“Working together, we have disrupted the activity of a dangerous individual and removed a very significant threat."
He added: “While the threat level in Northern Ireland from dissident republican violence remains severe, meaning an attack is highly likely; there is limited community support and traction for terrorists. The vast majority of people want to move on from the past, enjoy living without fear and embrace the vibrant place Northern Ireland has become.
On Saturday March 5, 2016 police received a report from a man walking in Carnfunnock Forest Park of plastic barrels buried in the ground near the car park in the popular recreation spot. When recovered the barrels were found to contain Improvised Explosive Devices, component parts to make these devices along with tools and electrical equipment. There were also various chemicals which, when mixed, could have been used to form homemade explosives.
On Saturday May 14, 2016 a second hide of barrels buried in the ground was discovered at Capanagh Forest, on the Starbog Road, Larne. These also contained a large quantity of explosives, IEDs, component parts and military equipment. Again this was reported to police by vigilant members of the public.
Detective Chief Inspector Gillian Kearney, the PSNI’s Senior Investigating Officer in this case, explained: “These two hides amount to one of the most significant seizures of munitions in recent years in Northern Ireland, both in terms of size and capability.

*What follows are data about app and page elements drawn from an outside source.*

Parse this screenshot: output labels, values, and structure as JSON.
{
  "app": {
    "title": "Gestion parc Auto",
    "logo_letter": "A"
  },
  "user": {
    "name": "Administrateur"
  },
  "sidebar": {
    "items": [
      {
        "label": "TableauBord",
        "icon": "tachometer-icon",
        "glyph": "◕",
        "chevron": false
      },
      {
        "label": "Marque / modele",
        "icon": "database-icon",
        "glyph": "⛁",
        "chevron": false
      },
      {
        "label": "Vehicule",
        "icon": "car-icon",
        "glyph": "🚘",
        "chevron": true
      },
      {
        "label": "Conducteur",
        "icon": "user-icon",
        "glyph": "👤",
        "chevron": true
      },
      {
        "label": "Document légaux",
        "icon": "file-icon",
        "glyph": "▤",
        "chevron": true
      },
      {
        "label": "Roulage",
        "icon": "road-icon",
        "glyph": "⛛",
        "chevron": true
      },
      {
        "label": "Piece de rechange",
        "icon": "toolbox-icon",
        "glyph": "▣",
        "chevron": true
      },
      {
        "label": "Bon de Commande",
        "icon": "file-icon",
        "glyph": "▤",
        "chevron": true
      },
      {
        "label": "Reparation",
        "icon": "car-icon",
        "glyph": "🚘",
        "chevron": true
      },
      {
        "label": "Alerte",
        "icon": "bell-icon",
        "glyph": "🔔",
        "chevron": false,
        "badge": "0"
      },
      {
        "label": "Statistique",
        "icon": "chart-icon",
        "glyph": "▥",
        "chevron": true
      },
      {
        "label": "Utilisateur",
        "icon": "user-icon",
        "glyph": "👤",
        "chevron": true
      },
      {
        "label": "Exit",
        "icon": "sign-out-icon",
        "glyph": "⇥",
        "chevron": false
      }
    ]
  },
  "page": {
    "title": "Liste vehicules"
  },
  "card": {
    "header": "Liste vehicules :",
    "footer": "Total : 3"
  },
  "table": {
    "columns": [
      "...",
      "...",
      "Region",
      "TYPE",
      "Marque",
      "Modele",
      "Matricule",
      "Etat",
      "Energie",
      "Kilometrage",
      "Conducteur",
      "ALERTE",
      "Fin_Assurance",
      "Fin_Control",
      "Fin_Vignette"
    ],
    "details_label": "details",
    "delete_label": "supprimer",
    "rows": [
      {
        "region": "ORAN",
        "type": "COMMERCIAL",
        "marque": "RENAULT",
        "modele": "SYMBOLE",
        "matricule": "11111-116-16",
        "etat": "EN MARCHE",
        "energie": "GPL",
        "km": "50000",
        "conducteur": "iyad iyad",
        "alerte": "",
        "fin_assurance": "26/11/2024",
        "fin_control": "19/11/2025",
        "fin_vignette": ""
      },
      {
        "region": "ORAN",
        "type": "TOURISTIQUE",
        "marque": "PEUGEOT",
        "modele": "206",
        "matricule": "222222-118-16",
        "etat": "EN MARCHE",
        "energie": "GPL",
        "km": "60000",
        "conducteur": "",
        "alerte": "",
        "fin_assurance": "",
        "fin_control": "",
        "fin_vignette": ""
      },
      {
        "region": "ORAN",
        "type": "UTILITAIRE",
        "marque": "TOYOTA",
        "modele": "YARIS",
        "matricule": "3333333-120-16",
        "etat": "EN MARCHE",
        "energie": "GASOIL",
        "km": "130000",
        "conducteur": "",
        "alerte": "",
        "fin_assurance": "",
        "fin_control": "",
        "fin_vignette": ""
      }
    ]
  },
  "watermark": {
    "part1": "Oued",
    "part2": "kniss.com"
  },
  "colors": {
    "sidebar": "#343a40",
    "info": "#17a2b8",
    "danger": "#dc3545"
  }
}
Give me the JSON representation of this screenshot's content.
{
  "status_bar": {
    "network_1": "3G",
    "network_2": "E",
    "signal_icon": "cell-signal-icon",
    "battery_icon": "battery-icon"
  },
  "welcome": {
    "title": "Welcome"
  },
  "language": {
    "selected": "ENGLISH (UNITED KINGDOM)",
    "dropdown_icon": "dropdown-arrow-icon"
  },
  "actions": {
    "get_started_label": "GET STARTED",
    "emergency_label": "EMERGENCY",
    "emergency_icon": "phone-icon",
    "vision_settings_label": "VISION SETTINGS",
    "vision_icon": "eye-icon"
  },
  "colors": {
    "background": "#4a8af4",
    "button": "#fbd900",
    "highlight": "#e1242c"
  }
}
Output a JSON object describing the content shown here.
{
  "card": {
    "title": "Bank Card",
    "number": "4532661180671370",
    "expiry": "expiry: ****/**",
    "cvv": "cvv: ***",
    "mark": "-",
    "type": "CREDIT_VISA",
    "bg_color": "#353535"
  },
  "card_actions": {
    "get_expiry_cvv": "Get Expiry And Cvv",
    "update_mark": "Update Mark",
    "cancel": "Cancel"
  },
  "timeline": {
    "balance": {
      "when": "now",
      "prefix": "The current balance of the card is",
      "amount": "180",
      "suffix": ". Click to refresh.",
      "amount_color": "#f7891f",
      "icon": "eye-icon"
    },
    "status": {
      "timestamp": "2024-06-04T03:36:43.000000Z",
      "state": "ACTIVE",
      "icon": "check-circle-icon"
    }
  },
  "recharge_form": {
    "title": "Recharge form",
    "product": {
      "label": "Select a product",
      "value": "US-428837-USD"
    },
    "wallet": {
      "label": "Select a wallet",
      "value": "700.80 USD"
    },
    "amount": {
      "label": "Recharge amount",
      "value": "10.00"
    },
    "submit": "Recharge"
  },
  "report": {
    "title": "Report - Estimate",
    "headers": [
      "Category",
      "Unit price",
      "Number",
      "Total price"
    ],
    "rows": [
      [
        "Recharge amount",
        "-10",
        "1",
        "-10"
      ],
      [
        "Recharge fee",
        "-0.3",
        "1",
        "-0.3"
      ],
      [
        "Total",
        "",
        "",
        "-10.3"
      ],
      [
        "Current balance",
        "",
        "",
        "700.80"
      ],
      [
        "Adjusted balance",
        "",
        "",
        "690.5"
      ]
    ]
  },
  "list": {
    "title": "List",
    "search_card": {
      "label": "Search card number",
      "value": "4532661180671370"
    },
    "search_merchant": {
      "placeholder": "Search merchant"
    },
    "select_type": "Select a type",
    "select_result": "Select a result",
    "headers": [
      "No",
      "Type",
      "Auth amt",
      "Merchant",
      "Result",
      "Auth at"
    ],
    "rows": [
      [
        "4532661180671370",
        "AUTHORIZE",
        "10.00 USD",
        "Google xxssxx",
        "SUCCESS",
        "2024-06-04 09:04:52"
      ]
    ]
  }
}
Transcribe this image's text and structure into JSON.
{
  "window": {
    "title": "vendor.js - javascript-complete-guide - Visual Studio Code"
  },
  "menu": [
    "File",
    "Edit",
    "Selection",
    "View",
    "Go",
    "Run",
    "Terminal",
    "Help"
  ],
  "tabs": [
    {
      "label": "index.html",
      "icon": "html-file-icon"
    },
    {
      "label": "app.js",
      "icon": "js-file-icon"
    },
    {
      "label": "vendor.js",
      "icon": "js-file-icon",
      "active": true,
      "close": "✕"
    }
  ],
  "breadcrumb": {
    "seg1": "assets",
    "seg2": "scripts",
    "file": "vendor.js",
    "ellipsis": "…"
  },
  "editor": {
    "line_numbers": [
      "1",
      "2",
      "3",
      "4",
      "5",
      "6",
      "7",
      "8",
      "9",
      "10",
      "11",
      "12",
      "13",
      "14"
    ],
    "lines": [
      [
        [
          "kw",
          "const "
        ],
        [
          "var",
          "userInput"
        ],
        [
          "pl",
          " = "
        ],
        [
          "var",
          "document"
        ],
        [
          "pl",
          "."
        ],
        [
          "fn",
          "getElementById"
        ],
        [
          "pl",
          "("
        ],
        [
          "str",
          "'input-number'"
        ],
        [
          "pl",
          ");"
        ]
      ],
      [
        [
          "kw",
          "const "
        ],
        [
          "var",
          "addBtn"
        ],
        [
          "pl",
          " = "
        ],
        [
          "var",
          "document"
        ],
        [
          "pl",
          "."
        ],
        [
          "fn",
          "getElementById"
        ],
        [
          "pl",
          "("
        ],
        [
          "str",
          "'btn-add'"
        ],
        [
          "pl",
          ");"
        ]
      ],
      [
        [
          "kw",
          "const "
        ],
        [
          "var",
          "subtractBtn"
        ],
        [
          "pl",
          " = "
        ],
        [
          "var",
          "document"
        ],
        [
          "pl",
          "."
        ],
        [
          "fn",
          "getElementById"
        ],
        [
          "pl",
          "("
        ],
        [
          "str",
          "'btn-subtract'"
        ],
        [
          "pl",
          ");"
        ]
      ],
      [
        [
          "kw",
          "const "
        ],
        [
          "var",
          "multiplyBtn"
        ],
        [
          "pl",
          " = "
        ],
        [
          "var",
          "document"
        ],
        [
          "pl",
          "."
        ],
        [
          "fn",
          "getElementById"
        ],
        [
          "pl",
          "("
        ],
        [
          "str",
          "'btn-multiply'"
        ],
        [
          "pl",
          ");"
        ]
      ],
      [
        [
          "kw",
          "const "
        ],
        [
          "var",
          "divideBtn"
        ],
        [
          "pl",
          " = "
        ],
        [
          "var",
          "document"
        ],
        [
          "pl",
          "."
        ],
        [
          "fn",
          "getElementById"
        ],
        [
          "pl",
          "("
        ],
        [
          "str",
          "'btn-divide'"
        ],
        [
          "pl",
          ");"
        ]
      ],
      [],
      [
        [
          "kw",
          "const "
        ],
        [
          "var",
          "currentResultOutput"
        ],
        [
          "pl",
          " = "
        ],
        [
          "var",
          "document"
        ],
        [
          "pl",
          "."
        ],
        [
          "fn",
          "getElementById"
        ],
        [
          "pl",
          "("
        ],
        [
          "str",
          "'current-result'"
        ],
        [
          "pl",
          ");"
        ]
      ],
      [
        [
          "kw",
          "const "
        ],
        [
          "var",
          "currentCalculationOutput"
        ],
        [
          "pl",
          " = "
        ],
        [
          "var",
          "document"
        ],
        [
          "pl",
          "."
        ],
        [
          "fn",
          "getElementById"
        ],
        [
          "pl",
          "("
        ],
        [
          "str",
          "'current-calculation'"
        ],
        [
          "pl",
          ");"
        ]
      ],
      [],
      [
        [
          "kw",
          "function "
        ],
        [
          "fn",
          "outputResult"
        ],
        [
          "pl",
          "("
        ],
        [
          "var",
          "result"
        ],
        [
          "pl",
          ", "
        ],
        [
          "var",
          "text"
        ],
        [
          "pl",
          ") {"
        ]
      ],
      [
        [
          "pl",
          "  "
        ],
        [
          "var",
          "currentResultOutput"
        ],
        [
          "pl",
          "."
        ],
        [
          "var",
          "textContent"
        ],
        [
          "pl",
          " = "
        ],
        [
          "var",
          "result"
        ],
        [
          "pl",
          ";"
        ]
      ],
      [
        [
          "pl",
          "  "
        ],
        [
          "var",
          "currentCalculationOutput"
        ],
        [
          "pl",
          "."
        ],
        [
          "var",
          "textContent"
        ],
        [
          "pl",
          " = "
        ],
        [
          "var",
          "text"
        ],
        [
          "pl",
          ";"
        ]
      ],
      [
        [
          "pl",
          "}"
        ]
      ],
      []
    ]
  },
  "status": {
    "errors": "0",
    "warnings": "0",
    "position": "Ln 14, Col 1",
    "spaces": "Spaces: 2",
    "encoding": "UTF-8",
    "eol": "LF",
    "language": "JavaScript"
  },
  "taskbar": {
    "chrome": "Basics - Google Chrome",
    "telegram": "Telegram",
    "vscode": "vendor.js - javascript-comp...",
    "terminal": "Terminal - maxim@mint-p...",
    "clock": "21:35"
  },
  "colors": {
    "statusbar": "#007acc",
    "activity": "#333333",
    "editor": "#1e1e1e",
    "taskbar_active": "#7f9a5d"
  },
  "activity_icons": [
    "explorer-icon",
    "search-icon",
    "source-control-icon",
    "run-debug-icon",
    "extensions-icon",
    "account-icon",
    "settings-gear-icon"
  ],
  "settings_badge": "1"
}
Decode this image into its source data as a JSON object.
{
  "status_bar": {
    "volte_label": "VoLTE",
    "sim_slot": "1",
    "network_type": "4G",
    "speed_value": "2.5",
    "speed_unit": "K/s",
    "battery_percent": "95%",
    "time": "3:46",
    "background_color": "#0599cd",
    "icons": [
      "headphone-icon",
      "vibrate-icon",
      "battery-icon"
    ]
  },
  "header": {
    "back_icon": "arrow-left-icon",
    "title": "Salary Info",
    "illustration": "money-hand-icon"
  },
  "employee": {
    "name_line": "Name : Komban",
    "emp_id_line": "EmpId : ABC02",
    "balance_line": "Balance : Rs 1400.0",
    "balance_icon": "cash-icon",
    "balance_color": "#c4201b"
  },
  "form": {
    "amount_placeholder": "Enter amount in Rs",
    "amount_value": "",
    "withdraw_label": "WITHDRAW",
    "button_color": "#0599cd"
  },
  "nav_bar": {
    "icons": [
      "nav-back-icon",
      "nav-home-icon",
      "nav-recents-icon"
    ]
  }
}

“We were able to identify Ciaran Maxwell through DNA examination of items found and then discovered that he was a serving Royal Marine living in Exeter. At this stage an investigation began with the Metropolitan Police Service’s Counter Terrorism Command, known as SO15, which was supported by colleagues in South West Counter Terrorism Intelligence Unit, as well as Avon and Somerset Police and Devon and Cornwall Police.
“Following his arrest in August 2016, additional searches took place in both Northern Ireland and Devon which uncovered further significant hides. On Sunday 28th August 2016 a large scale multi-agency search operation involving PSNI and the Military with specialist advisors commenced in Larne. This included a former quarry on the Old Glenarm Road, a former Convent, Town Park, Carnfunnock and Inver River areas resulting in finds of components parts, a weapon, chemicals, Military and PSNI uniforms.
“This was a complex case, which spanned numerous sites in various locations in Northern Ireland and England involving officers from four police services. The swift and successful prosecution of Maxwell demonstrates the impact of Police Services working closely together to disrupt terrorism.
“It is most important to acknowledge that all of this was only possible after members of the public came forward to the police with information alerting us to the presence of barrels at both Carnfunnock and Capanagh. Ciaran Maxwell had developed a sophisticated operation to facilitate stockpiling weapons, explosives, munitions and chemicals and I want to thank these people for coming forward with this information; there is no doubt in my mind that their actions have saved lives.
“These items could have been used to cause serious harm to people living in our communities and make no mistake – Ciaran Maxwell had no regard for anyone as can be seen by the fact he used these very popular public areas.
“Police will continue to work tirelessly to keep people safe from this threat and we continue to ask the community to be vigilant and to provide police with any information they have."